Element data from apps and pages:
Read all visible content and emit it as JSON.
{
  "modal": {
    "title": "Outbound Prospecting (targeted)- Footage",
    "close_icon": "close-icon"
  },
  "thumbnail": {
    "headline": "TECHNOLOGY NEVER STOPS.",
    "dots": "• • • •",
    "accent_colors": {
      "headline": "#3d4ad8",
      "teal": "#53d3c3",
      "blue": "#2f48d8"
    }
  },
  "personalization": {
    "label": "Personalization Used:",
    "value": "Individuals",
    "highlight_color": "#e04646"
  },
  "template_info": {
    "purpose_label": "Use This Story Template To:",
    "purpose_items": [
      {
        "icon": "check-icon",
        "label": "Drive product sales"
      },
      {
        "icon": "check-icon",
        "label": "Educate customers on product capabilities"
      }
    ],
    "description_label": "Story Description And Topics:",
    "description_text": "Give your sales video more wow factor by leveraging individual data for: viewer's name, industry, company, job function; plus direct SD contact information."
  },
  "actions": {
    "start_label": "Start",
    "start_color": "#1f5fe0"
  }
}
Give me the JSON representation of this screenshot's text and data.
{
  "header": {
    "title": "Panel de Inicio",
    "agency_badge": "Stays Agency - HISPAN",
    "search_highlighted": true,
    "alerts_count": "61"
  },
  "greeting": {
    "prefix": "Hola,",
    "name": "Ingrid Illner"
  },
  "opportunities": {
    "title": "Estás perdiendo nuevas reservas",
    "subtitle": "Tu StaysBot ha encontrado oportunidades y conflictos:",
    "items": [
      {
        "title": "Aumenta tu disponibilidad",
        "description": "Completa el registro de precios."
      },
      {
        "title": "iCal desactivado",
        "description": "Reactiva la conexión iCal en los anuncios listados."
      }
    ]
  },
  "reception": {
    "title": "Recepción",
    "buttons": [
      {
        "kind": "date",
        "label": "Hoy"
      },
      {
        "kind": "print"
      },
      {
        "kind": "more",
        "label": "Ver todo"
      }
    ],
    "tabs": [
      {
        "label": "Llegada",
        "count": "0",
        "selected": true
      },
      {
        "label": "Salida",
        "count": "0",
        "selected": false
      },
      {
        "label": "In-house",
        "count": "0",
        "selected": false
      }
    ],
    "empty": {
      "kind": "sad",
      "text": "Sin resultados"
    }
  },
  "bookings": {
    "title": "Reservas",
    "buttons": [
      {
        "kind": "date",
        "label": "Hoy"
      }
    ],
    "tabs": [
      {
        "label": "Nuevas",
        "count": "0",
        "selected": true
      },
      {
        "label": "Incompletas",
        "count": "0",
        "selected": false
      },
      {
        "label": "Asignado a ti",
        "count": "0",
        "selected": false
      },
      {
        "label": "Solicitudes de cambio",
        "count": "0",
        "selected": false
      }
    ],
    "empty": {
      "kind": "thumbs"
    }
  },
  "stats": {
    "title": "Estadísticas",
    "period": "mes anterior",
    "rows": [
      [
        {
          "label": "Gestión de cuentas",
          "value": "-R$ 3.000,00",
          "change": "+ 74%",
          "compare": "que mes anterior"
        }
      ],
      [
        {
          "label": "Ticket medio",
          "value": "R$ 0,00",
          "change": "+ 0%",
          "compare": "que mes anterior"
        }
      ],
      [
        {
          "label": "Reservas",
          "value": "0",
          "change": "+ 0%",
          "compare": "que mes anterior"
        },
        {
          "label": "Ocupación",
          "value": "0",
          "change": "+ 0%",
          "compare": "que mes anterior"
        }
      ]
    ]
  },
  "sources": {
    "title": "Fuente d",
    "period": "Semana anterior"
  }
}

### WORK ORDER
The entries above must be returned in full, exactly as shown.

### EXERCISE SOLUTION
Read all visible content and emit it as JSON.
{
  "modal": {
    "title": "Outbound Prospecting (targeted)- Footage",
    "close_icon": "close-icon"
  },
  "thumbnail": {
    "headline": "TECHNOLOGY NEVER STOPS.",
    "dots": "• • • •",
    "accent_colors": {
      "headline": "#3d4ad8",
      "teal": "#53d3c3",
      "blue": "#2f48d8"
    }
  },
  "personalization": {
    "label": "Personalization Used:",
    "value": "Individuals",
    "highlight_color": "#e04646"
  },
  "template_info": {
    "purpose_label": "Use This Story Template To:",
    "purpose_items": [
      {
        "icon": "check-icon",
        "label": "Drive product sales"
      },
      {
        "icon": "check-icon",
        "label": "Educate customers on product capabilities"
      }
    ],
    "description_label": "Story Description And Topics:",
    "description_text": "Give your sales video more wow factor by leveraging individual data for: viewer's name, industry, company, job function; plus direct SD contact information."
  },
  "actions": {
    "start_label": "Start",
    "start_color": "#1f5fe0"
  }
}
Give me the JSON representation of this screenshot's text and data.
{
  "header": {
    "title": "Panel de Inicio",
    "agency_badge": "Stays Agency - HISPAN",
    "search_highlighted": true,
    "alerts_count": "61"
  },
  "greeting": {
    "prefix": "Hola,",
    "name": "Ingrid Illner"
  },
  "opportunities": {
    "title": "Estás perdiendo nuevas reservas",
    "subtitle": "Tu StaysBot ha encontrado oportunidades y conflictos:",
    "items": [
      {
        "title": "Aumenta tu disponibilidad",
        "description": "Completa el registro de precios."
      },
      {
        "title": "iCal desactivado",
        "description": "Reactiva la conexión iCal en los anuncios listados."
      }
    ]
  },
  "reception": {
    "title": "Recepción",
    "buttons": [
      {
        "kind": "date",
        "label": "Hoy"
      },
      {
        "kind": "print"
      },
      {
        "kind": "more",
        "label": "Ver todo"
      }
    ],
    "tabs": [
      {
        "label": "Llegada",
        "count": "0",
        "selected": true
      },
      {
        "label": "Salida",
        "count": "0",
        "selected": false
      },
      {
        "label": "In-house",
        "count": "0",
        "selected": false
      }
    ],
    "empty": {
      "kind": "sad",
      "text": "Sin resultados"
    }
  },
  "bookings": {
    "title": "Reservas",
    "buttons": [
      {
        "kind": "date",
        "label": "Hoy"
      }
    ],
    "tabs": [
      {
        "label": "Nuevas",
        "count": "0",
        "selected": true
      },
      {
        "label": "Incompletas",
        "count": "0",
        "selected": false
      },
      {
        "label": "Asignado a ti",
        "count": "0",
        "selected": false
      },
      {
        "label": "Solicitudes de cambio",
        "count": "0",
        "selected": false
      }
    ],
    "empty": {
      "kind": "thumbs"
    }
  },
  "stats": {
    "title": "Estadísticas",
    "period": "mes anterior",
    "rows": [
      [
        {
          "label": "Gestión de cuentas",
          "value": "-R$ 3.000,00",
          "change": "+ 74%",
          "compare": "que mes anterior"
        }
      ],
      [
        {
          "label": "Ticket medio",
          "value": "R$ 0,00",
          "change": "+ 0%",
          "compare": "que mes anterior"
        }
      ],
      [
        {
          "label": "Reservas",
          "value": "0",
          "change": "+ 0%",
          "compare": "que mes anterior"
        },
        {
          "label": "Ocupación",
          "value": "0",
          "change": "+ 0%",
          "compare": "que mes anterior"
        }
      ]
    ]
  },
  "sources": {
    "title": "Fuente d",
    "period": "Semana anterior"
  }
}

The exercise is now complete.